Rep. Elijah CummingsElijah Eugene CummingsTop Democrats demand answers on DHS plans to deploy elite agents to sanctuary cities House to vote next week on bill to create women's history museum The Hill's Morning Report - Icy moments between Trump, Pelosi mark national address MORE (D-Md.), chairman of the House Oversight and Reform Committee, also requested 10 years of Trump’s financial records from accounting firm Mazars USA following Cohen’s testimony.

Trump's legal team is already pushing back. Two of Trump’s attorneys, Stefan Passantino and William Consovoy, asked the firm to defy the subpoena.

“It is no secret that the Democrat Party has decided to use its new House majority to launch a flood of investigations into the president’s personal affairs in hopes of using anything they can find to damage him politically,” Consovoy and Passantino wrote to Mazars, according to Politico.
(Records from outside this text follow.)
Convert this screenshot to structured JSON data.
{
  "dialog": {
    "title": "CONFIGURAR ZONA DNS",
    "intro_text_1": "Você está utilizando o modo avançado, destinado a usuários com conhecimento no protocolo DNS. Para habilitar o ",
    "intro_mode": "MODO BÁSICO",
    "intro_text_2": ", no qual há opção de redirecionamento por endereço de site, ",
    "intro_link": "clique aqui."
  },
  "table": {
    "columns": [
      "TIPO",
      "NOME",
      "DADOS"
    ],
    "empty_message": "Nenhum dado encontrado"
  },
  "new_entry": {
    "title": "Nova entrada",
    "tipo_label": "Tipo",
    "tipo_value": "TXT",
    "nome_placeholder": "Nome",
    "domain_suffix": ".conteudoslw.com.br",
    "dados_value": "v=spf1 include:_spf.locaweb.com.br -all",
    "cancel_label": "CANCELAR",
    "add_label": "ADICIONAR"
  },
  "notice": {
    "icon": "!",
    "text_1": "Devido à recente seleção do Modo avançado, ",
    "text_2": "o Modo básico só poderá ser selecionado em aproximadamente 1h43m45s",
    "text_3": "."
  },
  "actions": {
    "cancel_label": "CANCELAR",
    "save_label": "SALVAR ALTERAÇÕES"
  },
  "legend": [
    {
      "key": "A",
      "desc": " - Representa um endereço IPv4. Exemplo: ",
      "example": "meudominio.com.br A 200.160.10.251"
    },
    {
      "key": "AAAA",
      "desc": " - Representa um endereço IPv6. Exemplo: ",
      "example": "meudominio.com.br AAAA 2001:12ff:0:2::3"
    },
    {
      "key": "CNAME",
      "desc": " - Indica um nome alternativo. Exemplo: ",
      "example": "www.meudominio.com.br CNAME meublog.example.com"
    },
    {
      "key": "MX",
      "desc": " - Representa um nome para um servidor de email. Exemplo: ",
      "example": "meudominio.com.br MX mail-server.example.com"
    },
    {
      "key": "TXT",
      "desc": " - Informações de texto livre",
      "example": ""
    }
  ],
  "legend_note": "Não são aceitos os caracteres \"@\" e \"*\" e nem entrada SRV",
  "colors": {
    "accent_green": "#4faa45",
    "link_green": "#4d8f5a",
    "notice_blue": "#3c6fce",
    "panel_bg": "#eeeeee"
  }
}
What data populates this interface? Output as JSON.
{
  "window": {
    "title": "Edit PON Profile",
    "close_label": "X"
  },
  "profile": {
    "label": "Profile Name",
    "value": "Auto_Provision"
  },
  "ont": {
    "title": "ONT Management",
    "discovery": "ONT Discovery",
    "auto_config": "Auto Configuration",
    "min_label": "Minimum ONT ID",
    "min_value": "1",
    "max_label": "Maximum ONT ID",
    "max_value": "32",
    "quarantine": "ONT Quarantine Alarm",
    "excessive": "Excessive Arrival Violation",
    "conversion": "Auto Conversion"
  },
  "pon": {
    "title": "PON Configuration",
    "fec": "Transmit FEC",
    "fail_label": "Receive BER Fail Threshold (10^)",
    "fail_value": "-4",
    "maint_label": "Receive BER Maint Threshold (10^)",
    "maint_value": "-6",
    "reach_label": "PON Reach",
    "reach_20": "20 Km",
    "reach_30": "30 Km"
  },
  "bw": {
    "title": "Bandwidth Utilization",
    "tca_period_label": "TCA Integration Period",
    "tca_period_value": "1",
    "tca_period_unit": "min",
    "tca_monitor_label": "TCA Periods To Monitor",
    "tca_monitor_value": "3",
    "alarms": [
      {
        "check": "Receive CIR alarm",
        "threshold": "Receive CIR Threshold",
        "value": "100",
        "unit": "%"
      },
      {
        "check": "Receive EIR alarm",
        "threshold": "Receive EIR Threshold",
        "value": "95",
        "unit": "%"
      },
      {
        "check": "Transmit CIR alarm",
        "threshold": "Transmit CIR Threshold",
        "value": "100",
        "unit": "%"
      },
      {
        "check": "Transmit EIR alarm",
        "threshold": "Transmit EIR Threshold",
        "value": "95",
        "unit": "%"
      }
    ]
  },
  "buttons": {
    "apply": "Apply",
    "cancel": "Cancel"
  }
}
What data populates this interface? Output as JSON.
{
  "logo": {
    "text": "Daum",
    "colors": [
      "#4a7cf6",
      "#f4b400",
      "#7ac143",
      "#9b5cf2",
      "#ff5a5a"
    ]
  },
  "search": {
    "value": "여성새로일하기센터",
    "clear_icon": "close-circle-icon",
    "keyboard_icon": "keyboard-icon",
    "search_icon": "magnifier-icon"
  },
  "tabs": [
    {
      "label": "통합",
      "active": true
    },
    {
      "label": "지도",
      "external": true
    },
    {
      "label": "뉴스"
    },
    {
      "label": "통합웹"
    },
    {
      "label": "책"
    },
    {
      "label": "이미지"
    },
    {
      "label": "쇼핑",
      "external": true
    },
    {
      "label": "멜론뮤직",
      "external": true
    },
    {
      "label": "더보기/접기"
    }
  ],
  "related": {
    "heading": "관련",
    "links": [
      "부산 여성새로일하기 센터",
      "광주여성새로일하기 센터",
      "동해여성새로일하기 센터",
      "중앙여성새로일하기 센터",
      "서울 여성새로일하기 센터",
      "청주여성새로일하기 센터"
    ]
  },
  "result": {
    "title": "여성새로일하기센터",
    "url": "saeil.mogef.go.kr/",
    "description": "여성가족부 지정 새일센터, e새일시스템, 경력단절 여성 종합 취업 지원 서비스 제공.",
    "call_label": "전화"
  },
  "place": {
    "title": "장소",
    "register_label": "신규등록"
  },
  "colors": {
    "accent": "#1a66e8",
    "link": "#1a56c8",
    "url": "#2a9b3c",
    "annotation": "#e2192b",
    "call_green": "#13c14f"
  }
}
“The chairman’s attempt to assume for Congress the role of police, prosecutor, and judge is unconstitutional,” they added.

And Republicans, including McHenry and Rep. Jim JordanJames (Jim) Daniel JordanTrump adviser presses House investigators to make Bezos testify Booker, Merkley propose federal facial recognition moratorium Ex-Ohio State wrestler claims Jim Jordan asked him to deny abuse allegations MORE (Ohio), the ranking member of the Oversight and Reform Committee, complain that Cummings is coordinating his efforts with Waters and Schiff. They see it as further proof that the probes are a partisan exercise.

That means documents from Mazars could be available to Waters, who called on Congress to boost scrutiny of Trump’s finances after Cohen’s testimony.

Democrats, though, are vowing to push ahead with their investigation.

“I think there's more than we know about,” Waters said.